◆ **Exercise prompt**
Copy each line below in which the string "HOME" occurs.

◆ **Extracted information**

^^^^^^^^^^^^^^^^

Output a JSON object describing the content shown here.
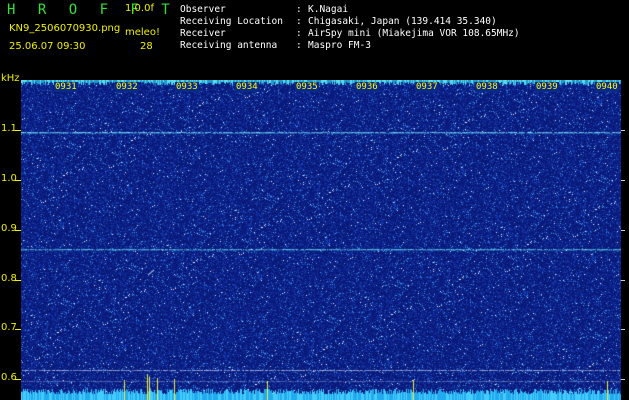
{
  "header": {
    "brand": "H R O F F T",
    "version": "1.0.0f",
    "filename": "KN9_2506070930.png",
    "datetime": "25.06.07 09:30",
    "meleo_label": "meleo!",
    "meleo_count": "28"
  },
  "info": [
    {
      "label": "Observer",
      "value": "K.Nagai"
    },
    {
      "label": "Receiving Location",
      "value": "Chigasaki, Japan (139.414 35.340)"
    },
    {
      "label": "Receiver",
      "value": "AirSpy mini (Miakejima VOR 108.65MHz)"
    },
    {
      "label": "Receiving antenna",
      "value": "Maspro FM-3"
    }
  ],
  "axis": {
    "unit": "kHz",
    "freq_labels": [
      "1.1",
      "1.0",
      "0.9",
      "0.8",
      "0.7",
      "0.6"
    ],
    "time_labels": [
      "0931",
      "0932",
      "0933",
      "0934",
      "0935",
      "0936",
      "0937",
      "0938",
      "0939",
      "0940"
    ]
  },
  "colors": {
    "background": "#0d1a7a",
    "signal": "#66ddff",
    "label": "#f0f000",
    "brand": "#33e033"
  }
}
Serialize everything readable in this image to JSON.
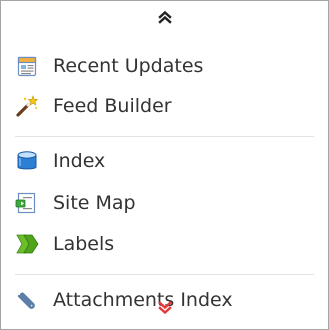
{
  "menu": {
    "scroll_up_icon": "double-chevron-up-icon",
    "scroll_down_icon": "double-chevron-down-icon",
    "items": [
      {
        "label": "Recent Updates",
        "icon": "page-icon"
      },
      {
        "label": "Feed Builder",
        "icon": "magic-wand-icon"
      },
      {
        "label": "Index",
        "icon": "database-icon"
      },
      {
        "label": "Site Map",
        "icon": "sitemap-icon"
      },
      {
        "label": "Labels",
        "icon": "label-tag-icon"
      },
      {
        "label": "Attachments Index",
        "icon": "paperclip-icon"
      }
    ]
  },
  "colors": {
    "text": "#333333",
    "border": "#a5a5a5",
    "separator": "#e3e3e3",
    "scroll_up_arrow": "#222222",
    "scroll_down_arrow": "#e53935"
  }
}
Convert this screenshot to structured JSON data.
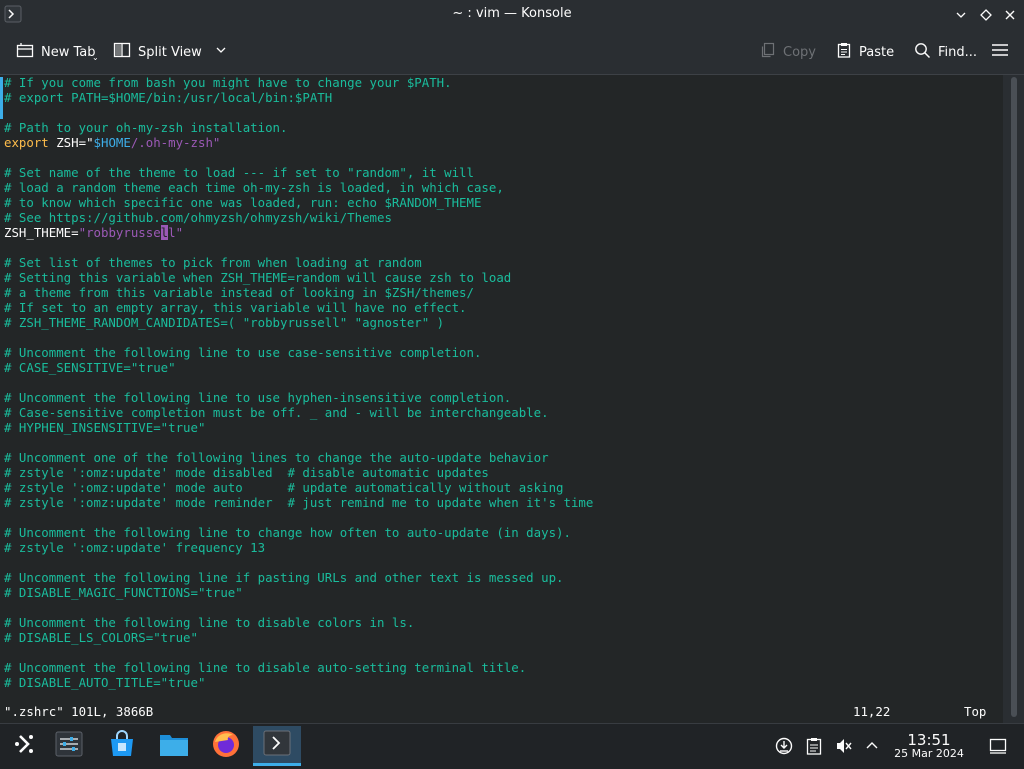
{
  "window": {
    "title": "~ : vim — Konsole",
    "app_icon": "terminal-icon",
    "controls": [
      "minimize-icon",
      "maximize-icon",
      "close-icon"
    ]
  },
  "toolbar": {
    "new_tab": "New Tab",
    "split_view": "Split View",
    "copy": "Copy",
    "paste": "Paste",
    "find": "Find...",
    "icons": [
      "new-tab-icon",
      "split-view-icon",
      "chevron-down-icon",
      "copy-icon",
      "paste-icon",
      "search-icon",
      "hamburger-menu-icon"
    ]
  },
  "editor": {
    "lines": [
      {
        "text": "# If you come from bash you might have to change your $PATH."
      },
      {
        "text": "# export PATH=$HOME/bin:/usr/local/bin:$PATH"
      },
      {
        "text": ""
      },
      {
        "text": "# Path to your oh-my-zsh installation."
      },
      {
        "text": "",
        "seg": {
          "kw": "export",
          "plain": " ZSH=\"",
          "var": "$HOME",
          "str": "/.oh-my-zsh\""
        }
      },
      {
        "text": ""
      },
      {
        "text": "# Set name of the theme to load --- if set to \"random\", it will"
      },
      {
        "text": "# load a random theme each time oh-my-zsh is loaded, in which case,"
      },
      {
        "text": "# to know which specific one was loaded, run: echo $RANDOM_THEME"
      },
      {
        "text": "# See https://github.com/ohmyzsh/ohmyzsh/wiki/Themes"
      },
      {
        "text": "",
        "seg": {
          "plain": "ZSH_THEME=",
          "str": "\"robbyrusse",
          "cursor": "l",
          "str2": "l\""
        }
      },
      {
        "text": ""
      },
      {
        "text": "# Set list of themes to pick from when loading at random"
      },
      {
        "text": "# Setting this variable when ZSH_THEME=random will cause zsh to load"
      },
      {
        "text": "# a theme from this variable instead of looking in $ZSH/themes/"
      },
      {
        "text": "# If set to an empty array, this variable will have no effect."
      },
      {
        "text": "# ZSH_THEME_RANDOM_CANDIDATES=( \"robbyrussell\" \"agnoster\" )"
      },
      {
        "text": ""
      },
      {
        "text": "# Uncomment the following line to use case-sensitive completion."
      },
      {
        "text": "# CASE_SENSITIVE=\"true\""
      },
      {
        "text": ""
      },
      {
        "text": "# Uncomment the following line to use hyphen-insensitive completion."
      },
      {
        "text": "# Case-sensitive completion must be off. _ and - will be interchangeable."
      },
      {
        "text": "# HYPHEN_INSENSITIVE=\"true\""
      },
      {
        "text": ""
      },
      {
        "text": "# Uncomment one of the following lines to change the auto-update behavior"
      },
      {
        "text": "# zstyle ':omz:update' mode disabled  # disable automatic updates"
      },
      {
        "text": "# zstyle ':omz:update' mode auto      # update automatically without asking"
      },
      {
        "text": "# zstyle ':omz:update' mode reminder  # just remind me to update when it's time"
      },
      {
        "text": ""
      },
      {
        "text": "# Uncomment the following line to change how often to auto-update (in days)."
      },
      {
        "text": "# zstyle ':omz:update' frequency 13"
      },
      {
        "text": ""
      },
      {
        "text": "# Uncomment the following line if pasting URLs and other text is messed up."
      },
      {
        "text": "# DISABLE_MAGIC_FUNCTIONS=\"true\""
      },
      {
        "text": ""
      },
      {
        "text": "# Uncomment the following line to disable colors in ls."
      },
      {
        "text": "# DISABLE_LS_COLORS=\"true\""
      },
      {
        "text": ""
      },
      {
        "text": "# Uncomment the following line to disable auto-setting terminal title."
      },
      {
        "text": "# DISABLE_AUTO_TITLE=\"true\""
      }
    ]
  },
  "status": {
    "file": "\".zshrc\" 101L, 3866B",
    "position": "11,22",
    "scroll": "Top"
  },
  "taskbar": {
    "items": [
      "application-launcher-icon",
      "system-settings-icon",
      "discover-store-icon",
      "file-manager-icon",
      "firefox-icon",
      "konsole-icon"
    ],
    "tray": [
      "network-icon",
      "clipboard-icon",
      "volume-muted-icon",
      "tray-expand-icon",
      "show-desktop-icon"
    ],
    "time": "13:51",
    "date": "25 Mar 2024"
  },
  "colors": {
    "comment": "#1abc9c",
    "keyword": "#fdbc4b",
    "string": "#9b59b6",
    "variable": "#3daee9",
    "background": "#232627",
    "accent": "#3daee9"
  }
}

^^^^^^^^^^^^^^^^

◆ **Written response**
        "text": "# export PATH=$HOME/bin:/usr/local/bin:$PATH"
          "var": "$HOME",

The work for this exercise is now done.